Praising God in a hymn with a Passover flavour to Him
who provides food and every kind of subsistence 
to the “little ones” of his people and to every living creature.
Praise the Lord! For it is good to sing praises to our God;
for he is gracious, and a song of praise is seemly.
The Lord builds up Jerusalem;
he gathers the outcasts of Israel.
He heals the broken-hearted,
and binds up their wounds.
He determines the number of the stars,
he gives to all of them their names.
Great is our Lord, and abundant in power;
his understanding is beyond measure.
The Lord lifts up the downtrodden,
he casts the wicked to the ground.
Sing to the Lord with thanksgiving;
make melody to our God upon the lyre!
He covers the heavens with clouds,
he prepares rain for the earth,
he makes grass grow upon the hills.
He gives to the beasts their food,
and to the young ravens which cry.
His delight is not in the strength of the horse,
nor his pleasure in the legs of a man;

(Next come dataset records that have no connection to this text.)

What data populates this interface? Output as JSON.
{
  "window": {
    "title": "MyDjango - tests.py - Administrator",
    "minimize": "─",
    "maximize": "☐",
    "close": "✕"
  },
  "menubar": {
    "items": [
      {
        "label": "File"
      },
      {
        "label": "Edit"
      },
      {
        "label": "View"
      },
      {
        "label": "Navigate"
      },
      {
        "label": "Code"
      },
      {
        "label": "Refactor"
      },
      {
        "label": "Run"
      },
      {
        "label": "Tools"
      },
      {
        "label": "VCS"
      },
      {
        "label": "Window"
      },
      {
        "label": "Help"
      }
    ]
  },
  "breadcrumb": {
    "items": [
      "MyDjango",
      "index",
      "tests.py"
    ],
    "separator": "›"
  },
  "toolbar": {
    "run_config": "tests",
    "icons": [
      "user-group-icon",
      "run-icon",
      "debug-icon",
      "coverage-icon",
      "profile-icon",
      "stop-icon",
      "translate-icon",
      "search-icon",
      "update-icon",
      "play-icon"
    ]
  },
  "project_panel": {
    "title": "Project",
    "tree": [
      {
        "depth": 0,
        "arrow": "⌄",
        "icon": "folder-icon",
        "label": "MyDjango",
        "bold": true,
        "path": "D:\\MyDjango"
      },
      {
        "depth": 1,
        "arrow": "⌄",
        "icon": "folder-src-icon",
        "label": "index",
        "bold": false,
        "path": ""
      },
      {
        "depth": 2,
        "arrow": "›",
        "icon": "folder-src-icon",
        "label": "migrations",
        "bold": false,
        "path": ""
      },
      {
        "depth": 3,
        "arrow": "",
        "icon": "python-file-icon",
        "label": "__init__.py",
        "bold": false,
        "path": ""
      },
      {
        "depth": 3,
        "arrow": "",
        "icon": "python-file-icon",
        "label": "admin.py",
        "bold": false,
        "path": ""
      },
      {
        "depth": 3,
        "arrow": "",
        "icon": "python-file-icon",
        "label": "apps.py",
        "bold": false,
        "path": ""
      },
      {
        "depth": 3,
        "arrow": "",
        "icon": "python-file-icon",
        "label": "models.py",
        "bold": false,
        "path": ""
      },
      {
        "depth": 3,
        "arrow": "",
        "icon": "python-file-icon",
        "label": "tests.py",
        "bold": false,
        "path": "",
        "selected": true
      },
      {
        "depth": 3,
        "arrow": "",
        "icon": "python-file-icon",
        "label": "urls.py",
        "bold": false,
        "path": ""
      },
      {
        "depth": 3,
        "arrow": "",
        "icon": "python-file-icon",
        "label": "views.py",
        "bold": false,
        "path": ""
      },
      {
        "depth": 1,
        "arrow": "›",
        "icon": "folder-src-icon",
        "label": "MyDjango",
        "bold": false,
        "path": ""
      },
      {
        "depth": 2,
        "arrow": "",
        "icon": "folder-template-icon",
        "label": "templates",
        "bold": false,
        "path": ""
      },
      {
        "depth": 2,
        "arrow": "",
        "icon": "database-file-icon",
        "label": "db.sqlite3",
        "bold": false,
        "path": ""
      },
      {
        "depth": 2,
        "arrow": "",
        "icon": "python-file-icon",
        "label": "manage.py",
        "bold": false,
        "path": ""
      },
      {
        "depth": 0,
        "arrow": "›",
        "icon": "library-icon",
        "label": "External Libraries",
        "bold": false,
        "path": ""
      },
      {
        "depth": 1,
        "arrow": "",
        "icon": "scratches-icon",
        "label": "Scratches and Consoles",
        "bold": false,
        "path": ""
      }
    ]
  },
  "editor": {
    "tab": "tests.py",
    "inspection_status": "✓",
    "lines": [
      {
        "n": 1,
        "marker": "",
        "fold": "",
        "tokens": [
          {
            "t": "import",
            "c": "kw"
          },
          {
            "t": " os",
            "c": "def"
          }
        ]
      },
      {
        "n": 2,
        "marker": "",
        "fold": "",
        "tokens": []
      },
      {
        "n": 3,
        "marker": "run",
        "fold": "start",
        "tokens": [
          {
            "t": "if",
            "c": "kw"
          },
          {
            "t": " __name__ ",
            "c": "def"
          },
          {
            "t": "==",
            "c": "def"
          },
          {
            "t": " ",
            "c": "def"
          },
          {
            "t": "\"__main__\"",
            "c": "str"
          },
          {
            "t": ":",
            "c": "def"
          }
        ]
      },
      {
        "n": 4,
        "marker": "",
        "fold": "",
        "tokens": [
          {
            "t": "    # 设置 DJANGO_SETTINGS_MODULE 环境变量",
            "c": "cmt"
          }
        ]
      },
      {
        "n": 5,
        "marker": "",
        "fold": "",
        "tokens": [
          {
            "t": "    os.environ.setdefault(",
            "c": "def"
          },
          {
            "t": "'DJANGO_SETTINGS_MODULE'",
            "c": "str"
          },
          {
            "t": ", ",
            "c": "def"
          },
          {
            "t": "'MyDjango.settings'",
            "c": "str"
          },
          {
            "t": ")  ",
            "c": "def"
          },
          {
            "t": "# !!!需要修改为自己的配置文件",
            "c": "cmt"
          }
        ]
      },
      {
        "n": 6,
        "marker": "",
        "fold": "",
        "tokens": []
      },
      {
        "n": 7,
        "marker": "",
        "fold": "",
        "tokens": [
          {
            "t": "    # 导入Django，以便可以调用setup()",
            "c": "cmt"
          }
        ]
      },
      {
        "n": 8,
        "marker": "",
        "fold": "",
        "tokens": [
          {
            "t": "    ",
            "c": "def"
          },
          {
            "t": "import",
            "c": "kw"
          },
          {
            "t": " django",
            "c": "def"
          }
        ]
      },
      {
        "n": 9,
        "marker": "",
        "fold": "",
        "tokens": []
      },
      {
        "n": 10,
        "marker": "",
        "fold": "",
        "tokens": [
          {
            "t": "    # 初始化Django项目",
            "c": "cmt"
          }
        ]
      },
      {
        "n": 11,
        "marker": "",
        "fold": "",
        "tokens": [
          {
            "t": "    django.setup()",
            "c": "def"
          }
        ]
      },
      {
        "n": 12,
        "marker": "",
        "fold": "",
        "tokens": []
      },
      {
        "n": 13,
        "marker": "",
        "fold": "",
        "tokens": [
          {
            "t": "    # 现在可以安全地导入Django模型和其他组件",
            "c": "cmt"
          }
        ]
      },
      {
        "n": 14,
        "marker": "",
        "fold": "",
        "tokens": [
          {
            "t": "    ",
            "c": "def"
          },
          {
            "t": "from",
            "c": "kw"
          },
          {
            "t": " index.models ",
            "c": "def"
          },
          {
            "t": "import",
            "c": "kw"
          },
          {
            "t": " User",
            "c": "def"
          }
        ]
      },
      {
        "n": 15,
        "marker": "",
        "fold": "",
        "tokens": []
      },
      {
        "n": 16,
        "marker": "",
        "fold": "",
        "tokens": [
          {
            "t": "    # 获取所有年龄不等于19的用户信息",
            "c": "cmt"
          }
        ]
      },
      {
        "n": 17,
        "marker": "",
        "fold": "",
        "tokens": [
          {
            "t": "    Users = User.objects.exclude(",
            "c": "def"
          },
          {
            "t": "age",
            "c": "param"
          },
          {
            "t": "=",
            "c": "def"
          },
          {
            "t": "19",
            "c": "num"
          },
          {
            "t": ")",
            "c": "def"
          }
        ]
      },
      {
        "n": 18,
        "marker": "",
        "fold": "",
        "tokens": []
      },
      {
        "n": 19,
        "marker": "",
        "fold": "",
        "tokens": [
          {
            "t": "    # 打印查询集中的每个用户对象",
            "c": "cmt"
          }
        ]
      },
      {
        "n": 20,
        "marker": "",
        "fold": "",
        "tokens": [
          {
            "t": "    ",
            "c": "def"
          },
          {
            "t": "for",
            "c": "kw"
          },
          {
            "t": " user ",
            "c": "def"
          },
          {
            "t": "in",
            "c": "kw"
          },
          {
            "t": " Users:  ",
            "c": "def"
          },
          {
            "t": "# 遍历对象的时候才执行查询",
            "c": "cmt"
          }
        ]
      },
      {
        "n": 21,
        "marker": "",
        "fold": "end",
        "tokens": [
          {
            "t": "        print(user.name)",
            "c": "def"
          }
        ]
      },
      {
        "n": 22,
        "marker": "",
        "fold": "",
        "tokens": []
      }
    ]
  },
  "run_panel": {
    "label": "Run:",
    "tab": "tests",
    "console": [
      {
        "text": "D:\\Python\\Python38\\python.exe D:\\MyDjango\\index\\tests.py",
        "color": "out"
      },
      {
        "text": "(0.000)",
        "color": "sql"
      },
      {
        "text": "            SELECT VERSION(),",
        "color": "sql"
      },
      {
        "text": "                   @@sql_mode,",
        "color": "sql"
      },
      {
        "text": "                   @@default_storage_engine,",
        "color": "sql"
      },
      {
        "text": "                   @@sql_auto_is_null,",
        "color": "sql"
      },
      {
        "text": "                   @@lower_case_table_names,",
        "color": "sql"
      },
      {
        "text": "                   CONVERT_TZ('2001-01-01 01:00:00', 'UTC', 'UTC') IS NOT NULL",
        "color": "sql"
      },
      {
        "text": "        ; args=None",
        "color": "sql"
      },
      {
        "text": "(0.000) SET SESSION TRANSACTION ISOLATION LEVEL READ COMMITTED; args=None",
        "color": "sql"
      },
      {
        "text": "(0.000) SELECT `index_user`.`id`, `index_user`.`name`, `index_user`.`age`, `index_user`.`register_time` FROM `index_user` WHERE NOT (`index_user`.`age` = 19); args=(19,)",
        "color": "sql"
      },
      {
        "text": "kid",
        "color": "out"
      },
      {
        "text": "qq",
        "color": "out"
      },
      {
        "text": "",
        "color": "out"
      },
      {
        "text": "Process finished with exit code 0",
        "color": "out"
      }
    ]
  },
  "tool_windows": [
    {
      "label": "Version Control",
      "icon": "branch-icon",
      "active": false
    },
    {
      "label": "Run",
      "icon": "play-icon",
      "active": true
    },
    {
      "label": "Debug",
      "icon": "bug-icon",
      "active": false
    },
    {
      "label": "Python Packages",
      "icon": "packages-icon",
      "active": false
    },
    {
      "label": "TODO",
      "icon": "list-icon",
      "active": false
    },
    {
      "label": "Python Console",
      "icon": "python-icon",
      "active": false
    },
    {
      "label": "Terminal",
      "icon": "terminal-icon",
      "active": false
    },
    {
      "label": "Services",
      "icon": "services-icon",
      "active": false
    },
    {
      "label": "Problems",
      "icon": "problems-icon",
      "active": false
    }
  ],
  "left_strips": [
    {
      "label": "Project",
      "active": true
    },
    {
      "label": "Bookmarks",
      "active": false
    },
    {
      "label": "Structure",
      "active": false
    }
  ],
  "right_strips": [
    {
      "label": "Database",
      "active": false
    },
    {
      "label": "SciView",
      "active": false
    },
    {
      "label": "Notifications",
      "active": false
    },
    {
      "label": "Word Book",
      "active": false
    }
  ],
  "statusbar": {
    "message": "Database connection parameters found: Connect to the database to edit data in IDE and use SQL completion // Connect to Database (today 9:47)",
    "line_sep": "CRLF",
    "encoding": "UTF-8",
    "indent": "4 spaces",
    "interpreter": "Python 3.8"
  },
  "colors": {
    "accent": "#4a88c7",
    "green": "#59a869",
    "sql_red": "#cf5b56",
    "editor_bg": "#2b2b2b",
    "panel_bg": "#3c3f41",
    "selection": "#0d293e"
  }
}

but the Lord takes pleasure in those who fear him,
in those who hope in his steadfast love.